'A public bill which was not referred to committee before second reading may not be amended before being read a second time."
And that's the problem.
Liberal Party insiders seem pretty confident that the sudden political crisis over their budget-implementation bill will dissipate before it comes to a vote in two or three weeks.
After all, the Conservatives would be taking an enormous gamble by forcing a general election less than a year after the last one.
Nonetheless, Stephen Harper's rhetoric has been more bullish than anything we have seen from him recently. Unless the bill's offensive provisions are removed, he says, his party is prepared to vote against it. This time, party strategists warn, there will be no mass abstentions or clever bouts of diplomatic flu.
The NDP is already opposed to the budget-implementation bill because it's not progressive enough for their taste and because the party feels it has been relegated to the sidelines and needs to get back in the game.
The Bloc Québécois is opposed to the bill because it is not all about Quebec, and because the Bloc is confident that an election in the midst of the Gomery inquiry into the sponsorship scandal would deliver even more seats to its cause.
So if the Conservatives are really serious about voting against this bill, the government could fall. Except it won't, because the Conservatives don't really want an election, any more than the Liberals do. And that is the paradox that has everyone in Ottawa wandering around scratching their heads and wondering how the party leaders plan to get themselves out of this one.
There would be delicious irony if Canada's ratification of the Kyoto Protocol on global warming brought down the Paul Martin government. The Prime Minister was never much of a Kyoto fan, but Jean Chrétien committed Canada to it, and so this government must find a way to implement the thing.
The proposed solution is to include a measure in the budget-implementation bill that would allow the federal government to regulate carbon-dioxide emissions under the Canadian Environmental Protection Act. When the Conservatives saw this provision, they went ballistic, saying it would amount to a tax on carbon.
Because the Conservatives are anti-taxes, because they were embarrassed by Mr. Harper's initial support for the budget, and because they had a good policy convention and are feeling frisky, they have vowed to vote against the budget-implementation bill, unless the Kyoto provisions are taken out.
And to repeat, that's the problem. As the quote above, taken from House of Commons Procedures and Practice demonstrates, the Liberals cannot amend their budget implementation bill, by taking out the offending provisions, before it comes to a vote on second reading.
The Tories could support the bill on second reading, then try to get the Kyoto clauses deleted when it goes to committee, but that would be backing down; to approve a bill on second reading is to approve it in principle.
The Liberals, on the other hand, have only two options: take their chances with the second-reading vote, or withdraw the bill entirely, which would be humiliating.
And what would happen if all parties decided to roll the dice and force an election? That would be enormously dangerous for everyone involved. The voters would be furious with the opposition parties, and would want to punish them.
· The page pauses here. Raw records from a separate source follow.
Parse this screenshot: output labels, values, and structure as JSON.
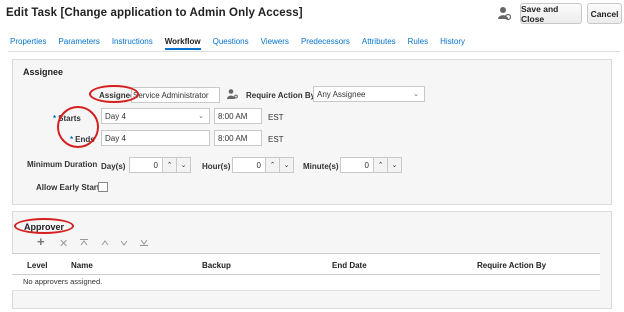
{
  "header": {
    "title": "Edit Task [Change application to Admin Only Access]",
    "save_label": "Save and Close",
    "cancel_label": "Cancel",
    "user_icon": "user-settings-icon"
  },
  "tabs": [
    {
      "label": "Properties"
    },
    {
      "label": "Parameters"
    },
    {
      "label": "Instructions"
    },
    {
      "label": "Workflow",
      "active": true
    },
    {
      "label": "Questions"
    },
    {
      "label": "Viewers"
    },
    {
      "label": "Predecessors"
    },
    {
      "label": "Attributes"
    },
    {
      "label": "Rules"
    },
    {
      "label": "History"
    }
  ],
  "assignee_section": {
    "title": "Assignee",
    "assignee_label": "Assignee",
    "assignee_value": "Service Administrator",
    "require_action_label": "Require Action By",
    "require_action_value": "Any Assignee",
    "starts_label": "Starts",
    "starts_day": "Day 4",
    "starts_time": "8:00 AM",
    "starts_tz": "EST",
    "ends_label": "Ends",
    "ends_day": "Day 4",
    "ends_time": "8:00 AM",
    "ends_tz": "EST",
    "required_marker": "*",
    "min_duration_label": "Minimum Duration",
    "days_label": "Day(s)",
    "days_value": "0",
    "hours_label": "Hour(s)",
    "hours_value": "0",
    "minutes_label": "Minute(s)",
    "minutes_value": "0",
    "allow_early_start_label": "Allow Early Start",
    "allow_early_start_checked": false
  },
  "approver_section": {
    "title": "Approver",
    "columns": [
      "Level",
      "Name",
      "Backup",
      "End Date",
      "Require Action By"
    ],
    "empty_text": "No approvers assigned."
  },
  "colors": {
    "accent": "#0572ce",
    "annotation": "#d61f1f",
    "panel_bg": "#f6f6f6"
  }
}
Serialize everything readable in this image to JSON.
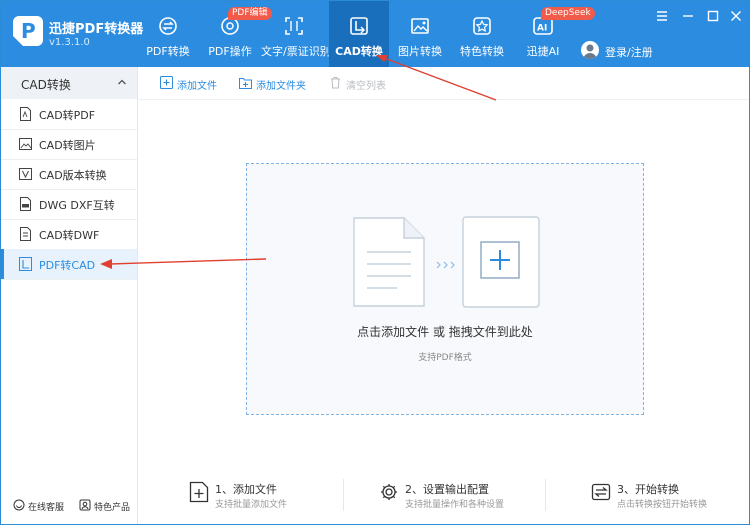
{
  "app": {
    "name": "迅捷PDF转换器",
    "version": "v1.3.1.0"
  },
  "nav": {
    "tabs": [
      {
        "label": "PDF转换",
        "icon": "pdf-convert-icon"
      },
      {
        "label": "PDF操作",
        "icon": "pdf-operate-icon",
        "badge": "PDF编辑"
      },
      {
        "label": "文字/票证识别",
        "icon": "ocr-icon"
      },
      {
        "label": "CAD转换",
        "icon": "cad-convert-icon",
        "active": true
      },
      {
        "label": "图片转换",
        "icon": "image-convert-icon"
      },
      {
        "label": "特色转换",
        "icon": "special-convert-icon"
      },
      {
        "label": "迅捷AI",
        "icon": "ai-icon",
        "badge": "DeepSeek"
      }
    ],
    "login": "登录/注册"
  },
  "sidebar": {
    "header": "CAD转换",
    "items": [
      {
        "label": "CAD转PDF",
        "icon": "pdf-file-icon"
      },
      {
        "label": "CAD转图片",
        "icon": "image-file-icon"
      },
      {
        "label": "CAD版本转换",
        "icon": "version-icon"
      },
      {
        "label": "DWG DXF互转",
        "icon": "dwg-file-icon"
      },
      {
        "label": "CAD转DWF",
        "icon": "dwf-file-icon"
      },
      {
        "label": "PDF转CAD",
        "icon": "cad-file-icon",
        "active": true
      }
    ],
    "footer": {
      "service": "在线客服",
      "features": "特色产品"
    }
  },
  "toolbar": {
    "add_file": "添加文件",
    "add_folder": "添加文件夹",
    "clear_list": "清空列表"
  },
  "dropzone": {
    "main": "点击添加文件 或 拖拽文件到此处",
    "sub": "支持PDF格式"
  },
  "steps": [
    {
      "title": "1、添加文件",
      "desc": "支持批量添加文件"
    },
    {
      "title": "2、设置输出配置",
      "desc": "支持批量操作和各种设置"
    },
    {
      "title": "3、开始转换",
      "desc": "点击转换按钮开始转换"
    }
  ],
  "colors": {
    "primary": "#2b8ce0",
    "active_tab": "#1a6fbd",
    "badge": "#f25a4a",
    "annotation_arrow": "#e0402f"
  }
}
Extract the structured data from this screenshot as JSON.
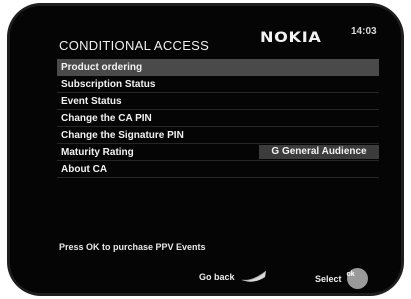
{
  "header": {
    "brand": "NOKIA",
    "time": "14:03",
    "title": "CONDITIONAL ACCESS"
  },
  "menu": {
    "items": [
      {
        "label": "Product ordering",
        "selected": true
      },
      {
        "label": "Subscription Status"
      },
      {
        "label": "Event Status"
      },
      {
        "label": "Change the CA PIN"
      },
      {
        "label": "Change the Signature PIN"
      },
      {
        "label": "Maturity Rating",
        "value": "G General Audience"
      },
      {
        "label": "About CA"
      }
    ]
  },
  "footer": {
    "hint": "Press OK to purchase PPV Events",
    "back_label": "Go back",
    "back_icon": "back-arrow-icon",
    "select_label": "Select",
    "select_icon": "ok-button-icon",
    "ok_text": "ok"
  },
  "colors": {
    "background": "#050505",
    "selected_row": "#4a4a4a",
    "value_box": "#3c3c3c",
    "text": "#f2f2f2"
  }
}
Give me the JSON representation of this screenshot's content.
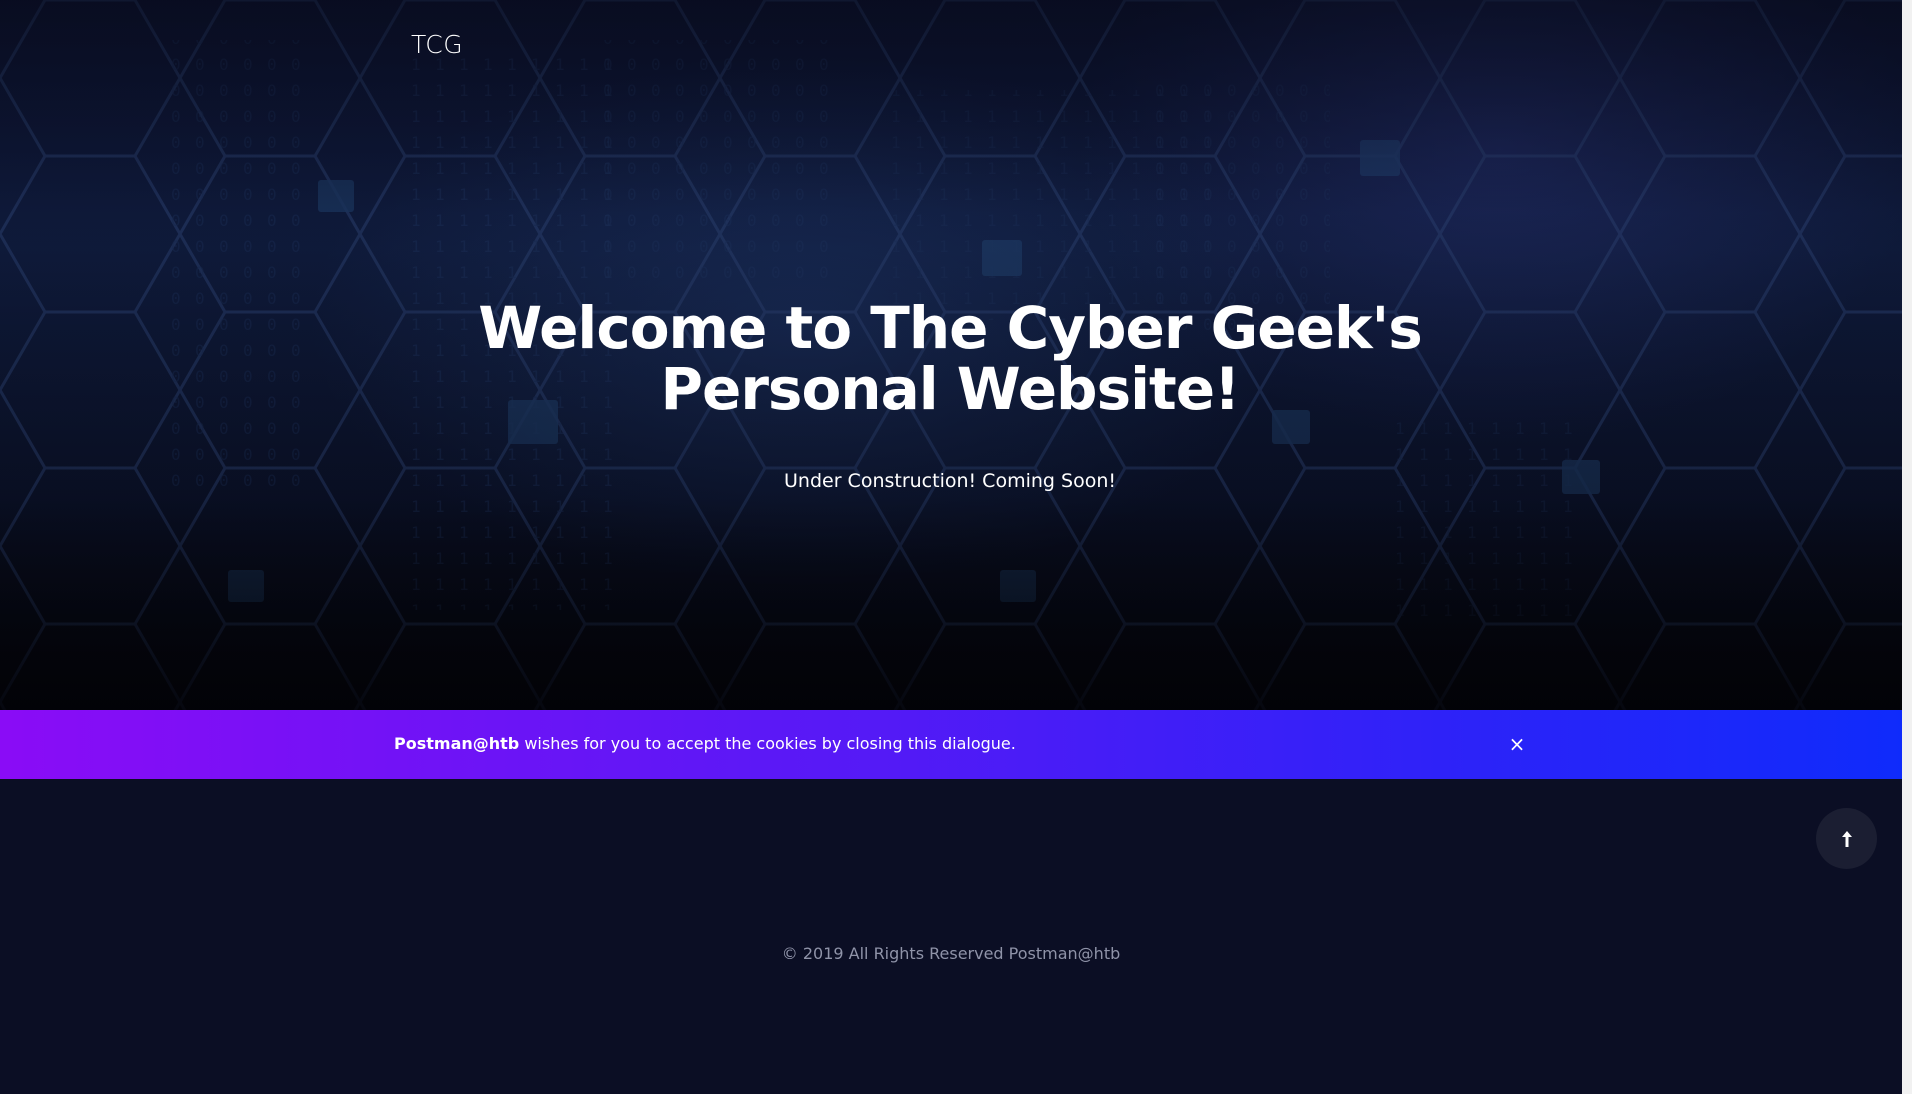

The Tories would be doubly damned, for bringing down the government over a measure designed to protect the environment.
But the Liberals would be in trouble as well. The Gomery inquiry has transfixed Quebeckers, who would be inclined to punish the governing party even further for abusing their dollars and their trust.
In the rest of the country, someone would be bound to point out that the Liberals actually haven't done anything on Kyoto at all -- even the budget-implementation bill only clears the way for future action, which may or may not occur, a tactic that has been condemned by a consortium of environmental groups as unnecessary and divisive.
In truth, the Liberals haven't accomplished much of anything on anything in the past year: Waiting lists for joint replacements aren't shorter; there is no agreement with the provinces on a child-care program; the aboriginal agenda remains only an agenda; not one extra soldier has been hired or one pair of boots purchased. Everything has been announced; nothing has been implemented. Nothing, the voters might conclude, ever will be.
An election would be a crapshoot, with all parties hoping to escape the voters' wrath and with no one able to predict the defining issues of the campaign.
Which is why it's sensible to bet that someone will blink between now and the second-reading vote. The difficulty at the moment is figuring out who and how.